Masculinity / Politics in America / Semantics

“…people who use ‘snowflake’ as an insult tend to seem pretty aggrieved themselves…”

The truth is that people who use “snowflake” as an insult tend to seem pretty aggrieved themselves — hypersensitive to dissent or complication and nursing a healthy appetite for feeling oppressed. (Hence the delight people take, lately, in making “snowflake” jokes whenever figures on the right claim to have been victimized or treated poorly; when the conservative activist Cassandra Fairbanks sued a journalist who said she had made a “white power” hand symbol, citing emotional distress, one headline read “Pro-Trump Snowflake Triggered by Tweet.”)

Today’s tough-guy posturing seems rooted, paradoxically, in threat and fear: fear of defeat, fear of lost status and fear that society is growing increasingly ill suited to tough-guy posturing in the first place. The narrator of “Fight Club,” source of that “snowflake” mantra, was a delusional man coping with modernity by inventing a hypermasculine alter-ego, imagining himself as the man-cult leader Tyler Durden. But making an entire alternate masculine identity is a lot of work. It’s always much easier to just call other people wimps and snowflakes — and hope they’ll be intimidated enough to melt away.
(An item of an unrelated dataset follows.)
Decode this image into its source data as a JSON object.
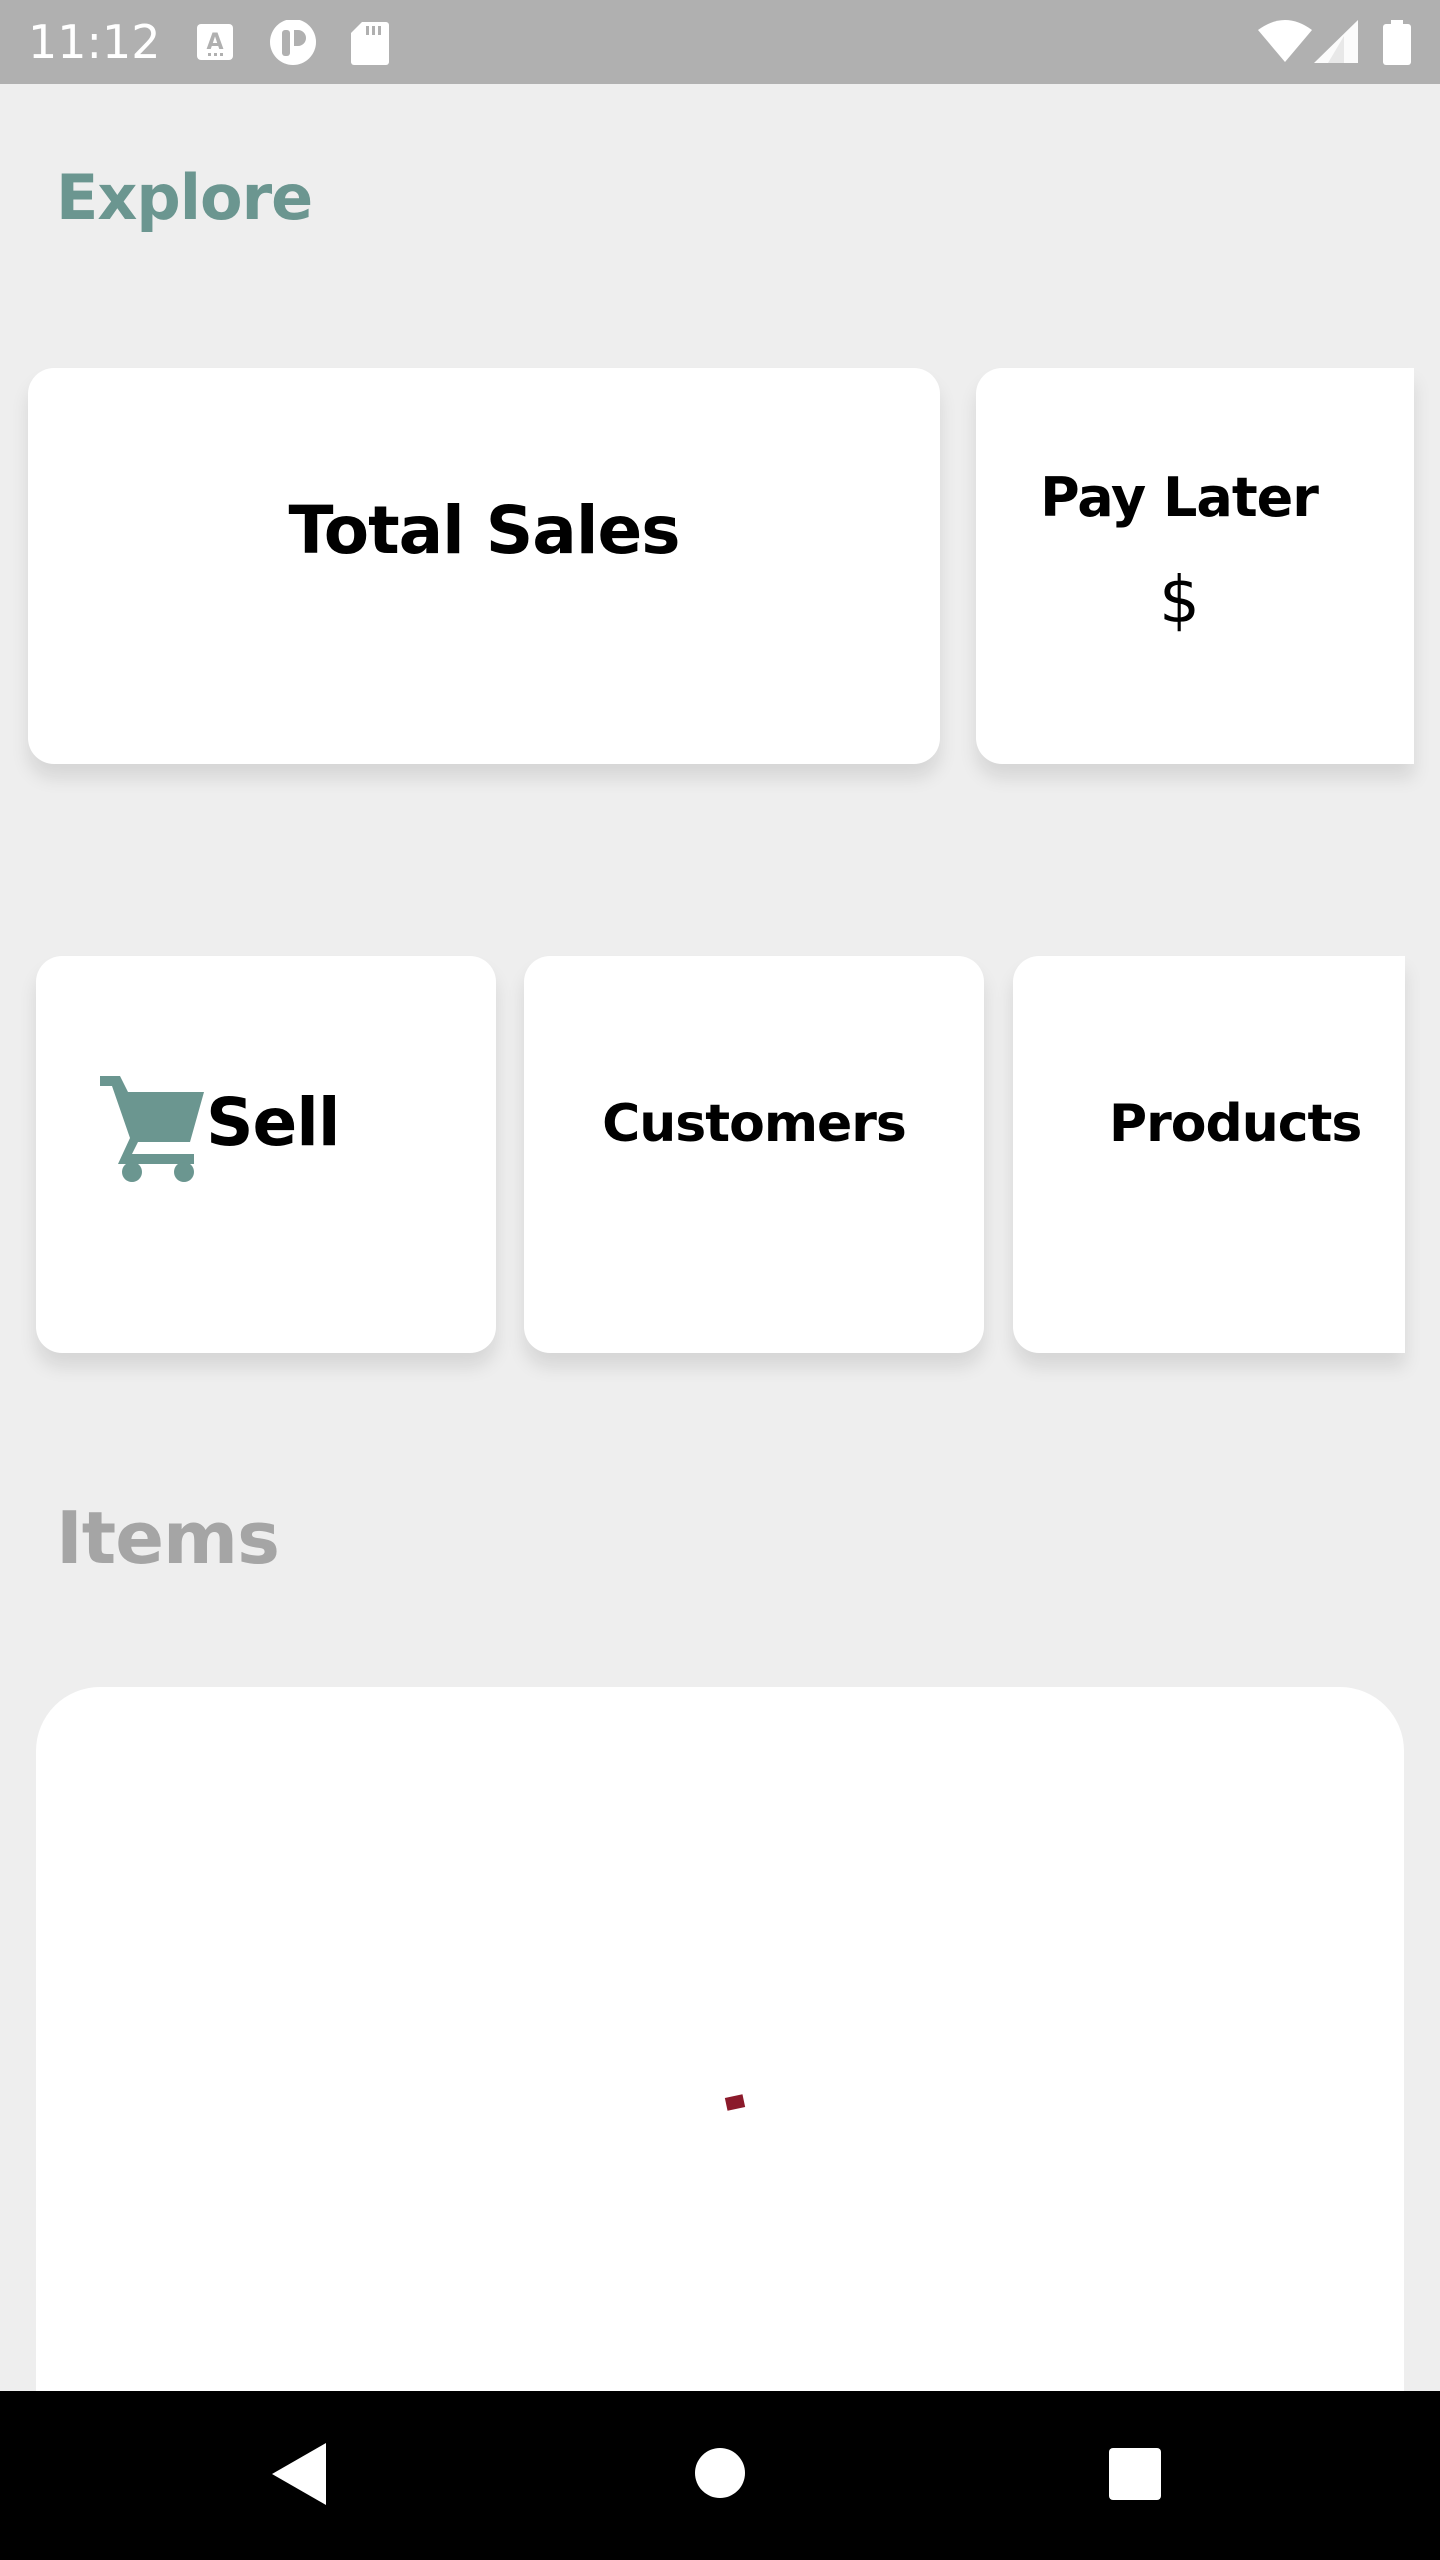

Amanda Hess, “Ice Storm”, The New York Times Magazine (18 June 2017), 13.